[The] idea is that harsh, unrelenting enforcement at the border, in the workplace and in homes and streets would dry up opportunities for illegal immigrants and eventually cause the human tide to flow backward. That would be true only if life for illegal immigrants in America could be made significantly more miserable than life in, say, rural Guatemala or the slums of Mexico City.

It’s hard to see how “harsh, unrelenting enforcement at the border” could make life miserable for illegal immigrants in America, and there don’t seem to be plans for harsh, unrelenting enforcement in homes and streets. The real point is that enforcement of existing prohibitions against employment of illegal immigrants would be bad because it would not directly expel them from America but only make it more difficult for them to make a living here. There would still be an incentive for them to stay, though, as long as things were better for them here than where they came from. So the point of enforcing employer sanctions must be to make things worse here than there and thus force illegal immigrants into sub-Third World conditions in this country.

There are a number of problems with that view. One is that it looks at illegal immigrants as an undifferentiated helpless mass whose situation is determined by other people and whose actions are determined by simple stimulus and response. I would assume the reality is rather more complicated. Life south of the border is not all blind hopeless misery: Mexico’s per capita income, for example, puts it in the top quarter of all countries in the World Bank ratings. So presumably most illegal immigrants were not absolutely compelled to come here. Each had some sort of setting he was living in back home, each had other things he could have been doing, each might go home at some point and many in fact do so, and each came here and chooses to stay here as a result of some sort of weighing of plusses and minuses. So if some of the plusses involve violation of US law and are bad for the American people why is it inhumane to make them smaller? We’re told that immigrants are specially energetic and hard-working. Why wouldn’t those qualities eventually pay off in a country that worldwide ranks 45 out of almost 200 in per capita income?

I’ll assume that the New York Times thinks restrictions on immigration are OK, and it wouldn’t be good to give half the population of China and Bangladesh the right to move to America if they think they can better their situation by doing so. Their argument, then, seems to be that employer sanctions are less humane than deportation as a way of dealing with those who come here and stay illegally, because deportation is sudden and clean while employer sanctions can involve a long period of uncertainty and hardship and the eventual experience of defeat. On the contrary, it seems that attrition provides many more people with an opportunity to make plans and adjust intelligently to a situation that is changing decisively but of necessity somewhat gradually. Is reduction of opportunities so much greater a hardship than being suddenly bounced from the country or never being allowed in at all?

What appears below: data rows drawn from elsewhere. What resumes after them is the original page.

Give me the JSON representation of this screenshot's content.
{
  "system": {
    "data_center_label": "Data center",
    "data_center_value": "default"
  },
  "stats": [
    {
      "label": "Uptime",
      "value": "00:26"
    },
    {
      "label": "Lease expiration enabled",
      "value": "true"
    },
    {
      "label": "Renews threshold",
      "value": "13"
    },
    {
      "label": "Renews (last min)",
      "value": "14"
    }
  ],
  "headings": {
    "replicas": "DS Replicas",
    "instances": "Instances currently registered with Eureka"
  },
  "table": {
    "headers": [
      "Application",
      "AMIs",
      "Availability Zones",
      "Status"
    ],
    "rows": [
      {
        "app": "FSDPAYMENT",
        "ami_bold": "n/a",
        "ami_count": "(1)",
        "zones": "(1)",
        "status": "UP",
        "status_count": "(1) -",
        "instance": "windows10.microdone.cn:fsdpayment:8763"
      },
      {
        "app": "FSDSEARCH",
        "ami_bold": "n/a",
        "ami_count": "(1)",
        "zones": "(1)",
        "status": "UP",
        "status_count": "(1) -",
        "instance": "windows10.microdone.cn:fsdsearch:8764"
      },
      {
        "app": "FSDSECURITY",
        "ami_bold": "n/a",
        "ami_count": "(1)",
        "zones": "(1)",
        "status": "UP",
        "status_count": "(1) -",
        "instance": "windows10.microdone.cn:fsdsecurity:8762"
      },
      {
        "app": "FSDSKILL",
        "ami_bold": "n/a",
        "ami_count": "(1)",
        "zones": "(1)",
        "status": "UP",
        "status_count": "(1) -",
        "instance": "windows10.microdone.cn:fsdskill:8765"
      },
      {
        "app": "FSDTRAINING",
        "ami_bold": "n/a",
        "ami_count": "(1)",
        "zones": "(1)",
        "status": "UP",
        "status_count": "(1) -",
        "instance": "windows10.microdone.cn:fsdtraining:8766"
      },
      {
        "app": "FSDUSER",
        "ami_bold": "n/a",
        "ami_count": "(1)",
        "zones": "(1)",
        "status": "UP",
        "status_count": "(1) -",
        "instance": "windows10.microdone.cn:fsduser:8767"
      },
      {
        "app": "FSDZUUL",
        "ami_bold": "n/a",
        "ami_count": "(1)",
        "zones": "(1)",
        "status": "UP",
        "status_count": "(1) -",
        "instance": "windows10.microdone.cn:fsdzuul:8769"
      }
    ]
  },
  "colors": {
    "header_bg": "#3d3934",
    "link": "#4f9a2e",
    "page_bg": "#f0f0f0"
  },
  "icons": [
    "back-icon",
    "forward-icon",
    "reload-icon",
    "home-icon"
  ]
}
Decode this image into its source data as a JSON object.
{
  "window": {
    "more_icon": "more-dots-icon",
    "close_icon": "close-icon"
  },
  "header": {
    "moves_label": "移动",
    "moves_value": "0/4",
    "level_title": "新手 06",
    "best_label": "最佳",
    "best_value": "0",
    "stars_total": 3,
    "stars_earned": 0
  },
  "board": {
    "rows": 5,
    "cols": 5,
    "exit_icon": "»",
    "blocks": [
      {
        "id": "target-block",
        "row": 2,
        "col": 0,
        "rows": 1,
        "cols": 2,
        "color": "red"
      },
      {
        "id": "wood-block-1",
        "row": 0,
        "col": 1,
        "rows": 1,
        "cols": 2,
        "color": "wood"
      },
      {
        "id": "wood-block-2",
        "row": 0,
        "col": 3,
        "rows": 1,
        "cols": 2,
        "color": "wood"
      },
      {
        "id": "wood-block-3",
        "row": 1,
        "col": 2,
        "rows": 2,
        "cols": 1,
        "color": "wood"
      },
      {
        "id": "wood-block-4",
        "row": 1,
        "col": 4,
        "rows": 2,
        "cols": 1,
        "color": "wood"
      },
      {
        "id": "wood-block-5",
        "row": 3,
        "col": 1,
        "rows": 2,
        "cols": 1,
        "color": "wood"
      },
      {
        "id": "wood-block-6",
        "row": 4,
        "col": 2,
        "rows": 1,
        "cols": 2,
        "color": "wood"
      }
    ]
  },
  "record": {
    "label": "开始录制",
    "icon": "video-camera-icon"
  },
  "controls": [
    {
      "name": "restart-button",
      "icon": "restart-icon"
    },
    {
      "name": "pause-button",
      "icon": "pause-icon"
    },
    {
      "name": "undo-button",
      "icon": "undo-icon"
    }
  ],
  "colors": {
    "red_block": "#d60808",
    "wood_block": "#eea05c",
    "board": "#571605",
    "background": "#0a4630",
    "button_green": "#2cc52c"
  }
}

Another (mostly implicit) point the Times makes is that America is “a country that has tolerated and profited from illegal labor for generations,” and thus owes something to those from whom it has profited and who have become dependent on it. One response is that the numbers of illegal immigrants have been rising rapidly, so most of them haven’t been here for such a long time, and birthright citizenship means they don’t stay illegal for generations in any case. Another is that it’s not “America” but the people for whom the Times speaks that have tolerated and profited from illegal labor. The American people have strongly and uniformly opposed the uncontrolled immigration that their rulers have imposed on them with the assistance of the Times and other major media organizations. There must be at least a question how much their rulers’ self-interested misconduct imposes a moral obligation on the American people to extend the consequences of that misconduct, thereby rewarding their rulers for their malfeasance..